Certainly, the last three major flooding events, on Memorial Day and Halloween in 2015 and on Tax Day this year, would indicate that heavy rain events in the region are becoming more frequent. 

Both of these events occurred during the most severe El Nino weather pattern in recorded history.  The El Nino of 2015/16 has turned out to be stronger than the extreme El Ninos of 1997/98 and 1982/83, according to the Intergovernmental Panel of Climate Change (IPCC).  And, during El Nino years, Houston is more prone to heavy rainfall events. 

That considered, it's not a huge surprise that the past two years have been harrowing for a city that is now flood weary.

Fortunately, El Nino is forecasted to dissipate by the middle of 2016.  That could spell serious relief.

On the other hand, El Nino patterns inhibit hurricane development in the Atlantic Basin.  The lack of El Nino could mean a more active hurricane season in 2016, which is what experts are predicting, and that is not good news as hurricane season rapidly approaches.

Another factor that influences weather patterns is atmospheric temperature, which has been increasing for decades.    While intense reasearch is being conducted to understand the relationship between global warming and climate, the IPCC has found no correlation to date between global warming and the intensity and frequency of El Nino and subsequent heavy rainfall events.
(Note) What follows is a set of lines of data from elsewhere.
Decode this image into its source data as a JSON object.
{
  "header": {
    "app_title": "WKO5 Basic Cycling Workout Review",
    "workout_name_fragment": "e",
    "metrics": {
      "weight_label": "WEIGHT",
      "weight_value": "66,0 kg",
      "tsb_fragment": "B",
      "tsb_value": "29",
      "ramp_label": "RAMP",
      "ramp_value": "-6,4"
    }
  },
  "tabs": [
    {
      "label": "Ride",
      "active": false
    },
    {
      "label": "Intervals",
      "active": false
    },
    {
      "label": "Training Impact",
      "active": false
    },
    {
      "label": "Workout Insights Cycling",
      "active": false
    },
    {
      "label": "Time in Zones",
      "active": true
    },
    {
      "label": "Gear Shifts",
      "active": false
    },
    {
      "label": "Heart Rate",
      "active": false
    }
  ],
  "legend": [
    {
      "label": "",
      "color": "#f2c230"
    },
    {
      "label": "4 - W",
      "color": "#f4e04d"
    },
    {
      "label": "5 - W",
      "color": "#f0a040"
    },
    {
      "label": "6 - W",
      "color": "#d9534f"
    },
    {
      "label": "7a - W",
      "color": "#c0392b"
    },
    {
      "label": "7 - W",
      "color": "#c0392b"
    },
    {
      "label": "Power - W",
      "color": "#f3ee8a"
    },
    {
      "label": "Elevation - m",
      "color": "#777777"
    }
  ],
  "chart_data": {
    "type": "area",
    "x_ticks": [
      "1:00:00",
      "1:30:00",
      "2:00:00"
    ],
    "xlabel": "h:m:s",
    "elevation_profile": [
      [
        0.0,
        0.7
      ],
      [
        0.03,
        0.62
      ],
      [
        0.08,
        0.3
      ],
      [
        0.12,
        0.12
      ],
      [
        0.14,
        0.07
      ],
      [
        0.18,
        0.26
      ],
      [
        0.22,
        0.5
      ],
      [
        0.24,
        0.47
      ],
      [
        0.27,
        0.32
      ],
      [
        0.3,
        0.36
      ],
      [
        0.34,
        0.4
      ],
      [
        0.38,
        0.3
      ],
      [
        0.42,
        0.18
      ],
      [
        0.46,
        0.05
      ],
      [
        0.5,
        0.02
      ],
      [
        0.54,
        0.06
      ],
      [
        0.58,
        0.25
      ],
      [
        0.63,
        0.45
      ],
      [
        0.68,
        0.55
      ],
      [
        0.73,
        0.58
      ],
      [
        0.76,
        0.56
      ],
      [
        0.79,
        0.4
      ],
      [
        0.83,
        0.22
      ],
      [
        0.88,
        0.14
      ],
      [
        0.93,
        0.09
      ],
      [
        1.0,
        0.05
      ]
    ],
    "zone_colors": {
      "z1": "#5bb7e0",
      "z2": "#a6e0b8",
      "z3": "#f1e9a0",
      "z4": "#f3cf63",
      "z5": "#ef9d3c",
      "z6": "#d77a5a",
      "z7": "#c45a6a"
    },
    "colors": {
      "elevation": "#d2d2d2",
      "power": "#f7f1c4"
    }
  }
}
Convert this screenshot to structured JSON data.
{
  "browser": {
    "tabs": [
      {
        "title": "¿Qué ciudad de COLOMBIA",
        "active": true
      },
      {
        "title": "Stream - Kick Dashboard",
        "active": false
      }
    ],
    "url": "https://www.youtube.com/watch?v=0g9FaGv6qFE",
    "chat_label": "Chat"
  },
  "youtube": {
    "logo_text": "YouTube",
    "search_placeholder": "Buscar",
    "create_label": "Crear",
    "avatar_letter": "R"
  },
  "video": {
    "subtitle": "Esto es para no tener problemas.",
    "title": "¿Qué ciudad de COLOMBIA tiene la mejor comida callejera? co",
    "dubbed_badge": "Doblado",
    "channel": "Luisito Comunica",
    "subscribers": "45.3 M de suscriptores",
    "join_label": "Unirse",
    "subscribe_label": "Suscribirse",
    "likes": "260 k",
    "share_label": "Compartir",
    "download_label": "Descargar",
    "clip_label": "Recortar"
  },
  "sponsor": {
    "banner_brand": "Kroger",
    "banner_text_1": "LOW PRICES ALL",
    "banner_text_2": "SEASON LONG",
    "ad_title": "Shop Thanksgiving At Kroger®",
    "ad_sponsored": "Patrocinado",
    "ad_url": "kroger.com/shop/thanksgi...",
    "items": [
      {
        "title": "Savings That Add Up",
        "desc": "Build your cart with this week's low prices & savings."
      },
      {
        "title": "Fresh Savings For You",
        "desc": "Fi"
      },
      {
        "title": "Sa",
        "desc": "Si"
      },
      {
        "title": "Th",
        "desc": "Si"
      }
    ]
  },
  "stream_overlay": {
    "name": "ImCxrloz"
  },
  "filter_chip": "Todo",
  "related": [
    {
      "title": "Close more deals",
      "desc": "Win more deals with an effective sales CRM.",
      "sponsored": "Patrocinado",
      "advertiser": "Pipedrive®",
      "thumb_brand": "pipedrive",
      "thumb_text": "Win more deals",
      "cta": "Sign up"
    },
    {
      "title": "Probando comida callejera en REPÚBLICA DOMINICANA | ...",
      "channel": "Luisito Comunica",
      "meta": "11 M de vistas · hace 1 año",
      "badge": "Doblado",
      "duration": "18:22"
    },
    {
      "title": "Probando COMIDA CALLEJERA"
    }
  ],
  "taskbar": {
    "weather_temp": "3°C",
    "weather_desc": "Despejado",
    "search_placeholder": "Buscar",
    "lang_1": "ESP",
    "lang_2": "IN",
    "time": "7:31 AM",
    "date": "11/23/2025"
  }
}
So, what does this mean for Houston?  It means that, in the short term, we may experience a reprieve in heavy flooding rainfall events as El Nino dissipates.  But, based on our experience with weather extremes over the past several years, we need to be alert to the ravages Mother Nature can serve and be prepared to react.